▸ Problem to solve
Write out the following listing in full, exactly as it reads.

(Records for the task begins)

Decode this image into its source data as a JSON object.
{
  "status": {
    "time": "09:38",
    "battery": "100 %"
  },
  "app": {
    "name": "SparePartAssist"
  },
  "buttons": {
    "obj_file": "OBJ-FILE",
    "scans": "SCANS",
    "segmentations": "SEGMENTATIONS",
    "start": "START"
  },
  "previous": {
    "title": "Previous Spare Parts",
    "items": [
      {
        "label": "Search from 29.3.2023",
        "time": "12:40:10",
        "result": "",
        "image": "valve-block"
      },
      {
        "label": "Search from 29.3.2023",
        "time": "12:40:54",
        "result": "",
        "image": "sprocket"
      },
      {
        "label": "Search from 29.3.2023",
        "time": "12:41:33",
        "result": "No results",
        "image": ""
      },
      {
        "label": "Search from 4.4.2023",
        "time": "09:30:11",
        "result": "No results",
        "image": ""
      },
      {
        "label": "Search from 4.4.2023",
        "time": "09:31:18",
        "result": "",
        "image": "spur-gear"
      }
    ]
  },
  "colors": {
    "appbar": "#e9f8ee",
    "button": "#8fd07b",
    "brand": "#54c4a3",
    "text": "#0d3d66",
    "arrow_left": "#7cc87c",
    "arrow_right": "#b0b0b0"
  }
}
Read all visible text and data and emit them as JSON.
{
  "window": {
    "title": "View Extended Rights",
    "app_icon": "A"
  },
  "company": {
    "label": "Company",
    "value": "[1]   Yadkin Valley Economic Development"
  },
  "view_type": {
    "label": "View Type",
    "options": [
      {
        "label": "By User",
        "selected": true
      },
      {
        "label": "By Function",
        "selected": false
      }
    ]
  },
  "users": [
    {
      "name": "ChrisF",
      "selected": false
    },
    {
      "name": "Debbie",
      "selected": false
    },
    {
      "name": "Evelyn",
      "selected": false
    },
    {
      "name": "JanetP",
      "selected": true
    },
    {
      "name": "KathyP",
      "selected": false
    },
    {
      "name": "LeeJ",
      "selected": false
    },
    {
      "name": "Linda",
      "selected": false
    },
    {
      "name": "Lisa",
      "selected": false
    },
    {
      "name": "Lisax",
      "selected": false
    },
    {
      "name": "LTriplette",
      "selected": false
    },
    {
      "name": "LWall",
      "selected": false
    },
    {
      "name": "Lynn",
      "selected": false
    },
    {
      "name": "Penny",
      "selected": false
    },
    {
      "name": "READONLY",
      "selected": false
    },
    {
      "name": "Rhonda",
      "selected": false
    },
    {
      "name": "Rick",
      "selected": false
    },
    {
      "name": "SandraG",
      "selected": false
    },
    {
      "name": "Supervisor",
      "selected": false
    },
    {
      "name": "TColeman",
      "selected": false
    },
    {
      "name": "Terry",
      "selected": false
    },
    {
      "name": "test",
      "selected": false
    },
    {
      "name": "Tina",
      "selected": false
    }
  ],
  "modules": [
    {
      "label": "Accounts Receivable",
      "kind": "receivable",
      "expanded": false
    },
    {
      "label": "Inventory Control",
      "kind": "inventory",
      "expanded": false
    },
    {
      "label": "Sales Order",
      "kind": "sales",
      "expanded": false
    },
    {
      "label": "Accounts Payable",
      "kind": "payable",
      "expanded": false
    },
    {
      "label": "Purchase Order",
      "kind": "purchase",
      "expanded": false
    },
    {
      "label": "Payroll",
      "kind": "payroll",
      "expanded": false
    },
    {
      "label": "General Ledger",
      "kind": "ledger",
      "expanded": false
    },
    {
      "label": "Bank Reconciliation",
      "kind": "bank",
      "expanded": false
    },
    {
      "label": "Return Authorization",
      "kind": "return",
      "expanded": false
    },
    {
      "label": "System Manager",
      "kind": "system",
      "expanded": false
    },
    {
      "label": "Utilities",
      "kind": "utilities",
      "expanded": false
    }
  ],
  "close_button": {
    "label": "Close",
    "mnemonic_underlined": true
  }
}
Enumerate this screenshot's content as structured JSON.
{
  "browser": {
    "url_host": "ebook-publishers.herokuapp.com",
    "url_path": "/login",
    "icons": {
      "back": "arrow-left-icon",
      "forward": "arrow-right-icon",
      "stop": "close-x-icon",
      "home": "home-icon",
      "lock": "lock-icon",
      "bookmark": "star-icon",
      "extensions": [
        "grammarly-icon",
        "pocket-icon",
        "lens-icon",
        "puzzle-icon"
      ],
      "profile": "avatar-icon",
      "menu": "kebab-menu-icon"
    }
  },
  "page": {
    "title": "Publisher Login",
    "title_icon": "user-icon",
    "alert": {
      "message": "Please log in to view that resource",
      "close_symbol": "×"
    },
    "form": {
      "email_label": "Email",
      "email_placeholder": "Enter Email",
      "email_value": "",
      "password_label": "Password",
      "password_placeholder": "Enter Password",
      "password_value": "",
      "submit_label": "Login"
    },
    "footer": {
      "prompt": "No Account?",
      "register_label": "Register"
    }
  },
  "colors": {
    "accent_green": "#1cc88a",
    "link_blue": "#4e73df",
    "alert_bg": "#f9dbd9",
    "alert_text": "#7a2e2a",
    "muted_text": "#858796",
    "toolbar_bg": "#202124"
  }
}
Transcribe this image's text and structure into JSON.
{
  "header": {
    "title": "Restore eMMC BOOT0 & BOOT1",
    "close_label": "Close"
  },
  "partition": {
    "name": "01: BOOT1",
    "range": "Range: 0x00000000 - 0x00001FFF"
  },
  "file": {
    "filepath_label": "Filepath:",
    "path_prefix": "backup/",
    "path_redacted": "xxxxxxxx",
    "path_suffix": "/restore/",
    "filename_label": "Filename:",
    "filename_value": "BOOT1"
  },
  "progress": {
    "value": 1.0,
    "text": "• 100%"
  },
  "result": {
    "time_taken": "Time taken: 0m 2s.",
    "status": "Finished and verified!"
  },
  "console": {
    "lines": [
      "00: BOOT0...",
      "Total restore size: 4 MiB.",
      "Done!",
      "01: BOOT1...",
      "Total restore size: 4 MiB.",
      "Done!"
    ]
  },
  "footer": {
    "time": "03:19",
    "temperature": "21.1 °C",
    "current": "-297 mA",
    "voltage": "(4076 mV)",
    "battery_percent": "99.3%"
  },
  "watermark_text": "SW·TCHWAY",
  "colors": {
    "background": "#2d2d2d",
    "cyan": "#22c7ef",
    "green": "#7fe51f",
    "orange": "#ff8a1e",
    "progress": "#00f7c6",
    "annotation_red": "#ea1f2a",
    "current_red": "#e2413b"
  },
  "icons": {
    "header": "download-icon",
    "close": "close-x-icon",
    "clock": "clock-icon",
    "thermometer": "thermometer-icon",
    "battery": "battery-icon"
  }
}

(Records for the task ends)

▸ Final answer
Decode this image into its source data as a JSON object.
{
  "status": {
    "time": "09:38",
    "battery": "100 %"
  },
  "app": {
    "name": "SparePartAssist"
  },
  "buttons": {
    "obj_file": "OBJ-FILE",
    "scans": "SCANS",
    "segmentations": "SEGMENTATIONS",
    "start": "START"
  },
  "previous": {
    "title": "Previous Spare Parts",
    "items": [
      {
        "label": "Search from 29.3.2023",
        "time": "12:40:10",
        "result": "",
        "image": "valve-block"
      },
      {
        "label": "Search from 29.3.2023",
        "time": "12:40:54",
        "result": "",
        "image": "sprocket"
      },
      {
        "label": "Search from 29.3.2023",
        "time": "12:41:33",
        "result": "No results",
        "image": ""
      },
      {
        "label": "Search from 4.4.2023",
        "time": "09:30:11",
        "result": "No results",
        "image": ""
      },
      {
        "label": "Search from 4.4.2023",
        "time": "09:31:18",
        "result": "",
        "image": "spur-gear"
      }
    ]
  },
  "colors": {
    "appbar": "#e9f8ee",
    "button": "#8fd07b",
    "brand": "#54c4a3",
    "text": "#0d3d66",
    "arrow_left": "#7cc87c",
    "arrow_right": "#b0b0b0"
  }
}
Read all visible text and data and emit them as JSON.
{
  "window": {
    "title": "View Extended Rights",
    "app_icon": "A"
  },
  "company": {
    "label": "Company",
    "value": "[1]   Yadkin Valley Economic Development"
  },
  "view_type": {
    "label": "View Type",
    "options": [
      {
        "label": "By User",
        "selected": true
      },
      {
        "label": "By Function",
        "selected": false
      }
    ]
  },
  "users": [
    {
      "name": "ChrisF",
      "selected": false
    },
    {
      "name": "Debbie",
      "selected": false
    },
    {
      "name": "Evelyn",
      "selected": false
    },
    {
      "name": "JanetP",
      "selected": true
    },
    {
      "name": "KathyP",
      "selected": false
    },
    {
      "name": "LeeJ",
      "selected": false
    },
    {
      "name": "Linda",
      "selected": false
    },
    {
      "name": "Lisa",
      "selected": false
    },
    {
      "name": "Lisax",
      "selected": false
    },
    {
      "name": "LTriplette",
      "selected": false
    },
    {
      "name": "LWall",
      "selected": false
    },
    {
      "name": "Lynn",
      "selected": false
    },
    {
      "name": "Penny",
      "selected": false
    },
    {
      "name": "READONLY",
      "selected": false
    },
    {
      "name": "Rhonda",
      "selected": false
    },
    {
      "name": "Rick",
      "selected": false
    },
    {
      "name": "SandraG",
      "selected": false
    },
    {
      "name": "Supervisor",
      "selected": false
    },
    {
      "name": "TColeman",
      "selected": false
    },
    {
      "name": "Terry",
      "selected": false
    },
    {
      "name": "test",
      "selected": false
    },
    {
      "name": "Tina",
      "selected": false
    }
  ],
  "modules": [
    {
      "label": "Accounts Receivable",
      "kind": "receivable",
      "expanded": false
    },
    {
      "label": "Inventory Control",
      "kind": "inventory",
      "expanded": false
    },
    {
      "label": "Sales Order",
      "kind": "sales",
      "expanded": false
    },
    {
      "label": "Accounts Payable",
      "kind": "payable",
      "expanded": false
    },
    {
      "label": "Purchase Order",
      "kind": "purchase",
      "expanded": false
    },
    {
      "label": "Payroll",
      "kind": "payroll",
      "expanded": false
    },
    {
      "label": "General Ledger",
      "kind": "ledger",
      "expanded": false
    },
    {
      "label": "Bank Reconciliation",
      "kind": "bank",
      "expanded": false
    },
    {
      "label": "Return Authorization",
      "kind": "return",
      "expanded": false
    },
    {
      "label": "System Manager",
      "kind": "system",
      "expanded": false
    },
    {
      "label": "Utilities",
      "kind": "utilities",
      "expanded": false
    }
  ],
  "close_button": {
    "label": "Close",
    "mnemonic_underlined": true
  }
}
Enumerate this screenshot's content as structured JSON.
{
  "browser": {
    "url_host": "ebook-publishers.herokuapp.com",
    "url_path": "/login",
    "icons": {
      "back": "arrow-left-icon",
      "forward": "arrow-right-icon",
      "stop": "close-x-icon",
      "home": "home-icon",
      "lock": "lock-icon",
      "bookmark": "star-icon",
      "extensions": [
        "grammarly-icon",
        "pocket-icon",
        "lens-icon",
        "puzzle-icon"
      ],
      "profile": "avatar-icon",
      "menu": "kebab-menu-icon"
    }
  },
  "page": {
    "title": "Publisher Login",
    "title_icon": "user-icon",
    "alert": {
      "message": "Please log in to view that resource",
      "close_symbol": "×"
    },
    "form": {
      "email_label": "Email",
      "email_placeholder": "Enter Email",
      "email_value": "",
      "password_label": "Password",
      "password_placeholder": "Enter Password",
      "password_value": "",
      "submit_label": "Login"
    },
    "footer": {
      "prompt": "No Account?",
      "register_label": "Register"
    }
  },
  "colors": {
    "accent_green": "#1cc88a",
    "link_blue": "#4e73df",
    "alert_bg": "#f9dbd9",
    "alert_text": "#7a2e2a",
    "muted_text": "#858796",
    "toolbar_bg": "#202124"
  }
}
Transcribe this image's text and structure into JSON.
{
  "header": {
    "title": "Restore eMMC BOOT0 & BOOT1",
    "close_label": "Close"
  },
  "partition": {
    "name": "01: BOOT1",
    "range": "Range: 0x00000000 - 0x00001FFF"
  },
  "file": {
    "filepath_label": "Filepath:",
    "path_prefix": "backup/",
    "path_redacted": "xxxxxxxx",
    "path_suffix": "/restore/",
    "filename_label": "Filename:",
    "filename_value": "BOOT1"
  },
  "progress": {
    "value": 1.0,
    "text": "• 100%"
  },
  "result": {
    "time_taken": "Time taken: 0m 2s.",
    "status": "Finished and verified!"
  },
  "console": {
    "lines": [
      "00: BOOT0...",
      "Total restore size: 4 MiB.",
      "Done!",
      "01: BOOT1...",
      "Total restore size: 4 MiB.",
      "Done!"
    ]
  },
  "footer": {
    "time": "03:19",
    "temperature": "21.1 °C",
    "current": "-297 mA",
    "voltage": "(4076 mV)",
    "battery_percent": "99.3%"
  },
  "watermark_text": "SW·TCHWAY",
  "colors": {
    "background": "#2d2d2d",
    "cyan": "#22c7ef",
    "green": "#7fe51f",
    "orange": "#ff8a1e",
    "progress": "#00f7c6",
    "annotation_red": "#ea1f2a",
    "current_red": "#e2413b"
  },
  "icons": {
    "header": "download-icon",
    "close": "close-x-icon",
    "clock": "clock-icon",
    "thermometer": "thermometer-icon",
    "battery": "battery-icon"
  }
}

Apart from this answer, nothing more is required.